    Need info and advice please! I recently had a kitchen renovation and purchased MSI Quartz Carrera Caldia, which I love, however, there are 3 places on my island (two at the sink and one on the outside edge) that appear to me to be some sort of nick perhaps a cutting issue. They attempted to repair them, but they look the same, if not worse, still noticeable and now the surface where they attempt to smooth the roughness is now dulled. Any futhur sanding/smoothing would affect the edge. What is this? Is this due to cutting, a manufacturer defect in the stone, etc??? I requested my countertop be replaced by my contractor, but he says the stone company said it is not defective. Any info would be much appreciated! Many thanks



  • Melinda Harz
    last year

    I wish I had read this thread sooner! I already have a small nick next to sink in my two month old new kitchen. We have MSI Calcatta Quartz countertops. I, also was told that the Quartz was near indestructable and I thought I had read enough online stating the same. @Joseph Corlett, LLC- any reccomendations for someone that could fix this in NJ?

  • Susan Loggans
    last year

    I can't give you a rec but I would warn it will continue to happen again. I was all heavy pans in the laundry room.

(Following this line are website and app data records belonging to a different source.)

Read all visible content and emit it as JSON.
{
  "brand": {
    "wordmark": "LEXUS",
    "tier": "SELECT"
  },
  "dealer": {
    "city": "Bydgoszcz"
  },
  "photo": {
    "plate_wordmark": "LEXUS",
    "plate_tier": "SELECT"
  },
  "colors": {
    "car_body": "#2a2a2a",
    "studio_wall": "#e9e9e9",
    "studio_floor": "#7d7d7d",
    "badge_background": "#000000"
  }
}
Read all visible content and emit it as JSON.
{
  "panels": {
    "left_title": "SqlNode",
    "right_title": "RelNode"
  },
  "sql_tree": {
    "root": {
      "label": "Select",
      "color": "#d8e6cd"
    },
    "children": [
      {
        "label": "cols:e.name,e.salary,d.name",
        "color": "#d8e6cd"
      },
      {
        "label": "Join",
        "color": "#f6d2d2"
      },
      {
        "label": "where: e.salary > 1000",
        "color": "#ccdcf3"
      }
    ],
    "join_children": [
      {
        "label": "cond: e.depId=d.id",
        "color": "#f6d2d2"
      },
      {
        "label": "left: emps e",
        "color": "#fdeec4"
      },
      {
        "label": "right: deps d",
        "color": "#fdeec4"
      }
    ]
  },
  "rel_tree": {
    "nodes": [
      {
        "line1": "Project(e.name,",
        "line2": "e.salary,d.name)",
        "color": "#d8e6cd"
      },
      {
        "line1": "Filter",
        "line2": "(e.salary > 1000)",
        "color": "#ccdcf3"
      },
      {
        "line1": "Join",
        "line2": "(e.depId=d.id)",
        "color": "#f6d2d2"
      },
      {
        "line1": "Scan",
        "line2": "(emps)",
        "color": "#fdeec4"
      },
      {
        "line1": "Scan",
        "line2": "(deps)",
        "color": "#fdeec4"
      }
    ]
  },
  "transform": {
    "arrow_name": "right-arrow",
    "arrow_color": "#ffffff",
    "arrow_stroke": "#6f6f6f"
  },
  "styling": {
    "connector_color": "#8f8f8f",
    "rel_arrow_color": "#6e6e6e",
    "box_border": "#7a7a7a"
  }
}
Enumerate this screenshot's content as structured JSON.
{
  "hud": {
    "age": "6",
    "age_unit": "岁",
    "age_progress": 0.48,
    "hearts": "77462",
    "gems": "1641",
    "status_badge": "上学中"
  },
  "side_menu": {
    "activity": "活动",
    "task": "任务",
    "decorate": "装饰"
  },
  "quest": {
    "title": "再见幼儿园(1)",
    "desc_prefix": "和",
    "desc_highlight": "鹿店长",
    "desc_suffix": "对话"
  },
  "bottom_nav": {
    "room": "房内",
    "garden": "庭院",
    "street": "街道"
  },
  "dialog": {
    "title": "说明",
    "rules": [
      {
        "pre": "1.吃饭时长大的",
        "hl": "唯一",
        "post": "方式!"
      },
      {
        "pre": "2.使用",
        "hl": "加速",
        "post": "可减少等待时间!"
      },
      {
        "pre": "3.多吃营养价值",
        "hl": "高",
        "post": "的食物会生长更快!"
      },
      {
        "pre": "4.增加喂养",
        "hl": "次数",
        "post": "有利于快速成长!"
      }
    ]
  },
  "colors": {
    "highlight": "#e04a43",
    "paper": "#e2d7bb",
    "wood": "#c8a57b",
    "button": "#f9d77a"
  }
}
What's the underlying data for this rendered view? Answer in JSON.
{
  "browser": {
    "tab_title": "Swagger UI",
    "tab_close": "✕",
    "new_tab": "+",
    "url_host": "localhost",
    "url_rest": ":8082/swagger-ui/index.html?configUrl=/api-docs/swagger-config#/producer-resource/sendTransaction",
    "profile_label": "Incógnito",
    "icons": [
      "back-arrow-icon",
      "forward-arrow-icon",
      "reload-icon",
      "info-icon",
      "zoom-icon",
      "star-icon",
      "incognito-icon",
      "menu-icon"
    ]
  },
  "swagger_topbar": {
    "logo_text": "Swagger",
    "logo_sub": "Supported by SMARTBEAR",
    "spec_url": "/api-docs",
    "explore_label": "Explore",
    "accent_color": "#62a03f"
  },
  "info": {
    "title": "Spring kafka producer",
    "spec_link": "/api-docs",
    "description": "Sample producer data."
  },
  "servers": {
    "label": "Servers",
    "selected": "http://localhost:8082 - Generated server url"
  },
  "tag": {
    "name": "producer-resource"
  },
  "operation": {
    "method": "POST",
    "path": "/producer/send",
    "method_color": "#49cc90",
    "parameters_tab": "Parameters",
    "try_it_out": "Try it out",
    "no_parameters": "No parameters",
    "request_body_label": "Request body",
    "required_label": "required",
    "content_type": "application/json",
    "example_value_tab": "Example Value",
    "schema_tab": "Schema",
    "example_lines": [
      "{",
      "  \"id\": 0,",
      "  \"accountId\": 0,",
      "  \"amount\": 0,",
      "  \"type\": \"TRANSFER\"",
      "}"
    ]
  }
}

  • Barbara Fields
    last year

    To follow up with my post on March 2018... I never did hear back from the fabricator I used (grrr) and found someone from another company who moonlights and he came by one evening and fixed the problem. He said that it was a fabrication issue-- the areas where I had gotten nicks were cut just a bit thinner. He filled the nicks and sanded everything and it looks perfect and I have not had another nick since. Needless to say, I will use HIS company the next time I need countertops!

  • PRO
    Joseph Corlett, LLC
    last year

    "@Joseph Corlett, LLC- any reccomendations for someone that could fix this in NJ?"


    Stu Rosen at Stoneshine is the best in the business.

  • Shari Easthope
    3 days ago

    Used a quartz company here in Calgary and within 6 months we had our first chip. We took a plate out of a drawer and nicked the edge of the counter and the counter chipped. The plate was stronger and had no damage! There are a few other very small nicks around the eased edges and sink too. Was wondering if our quartz is defective as its supposed to be so strong. When we contacted the company they did not warranty for chips however did come over to fixed the larger ones at our request but cost us.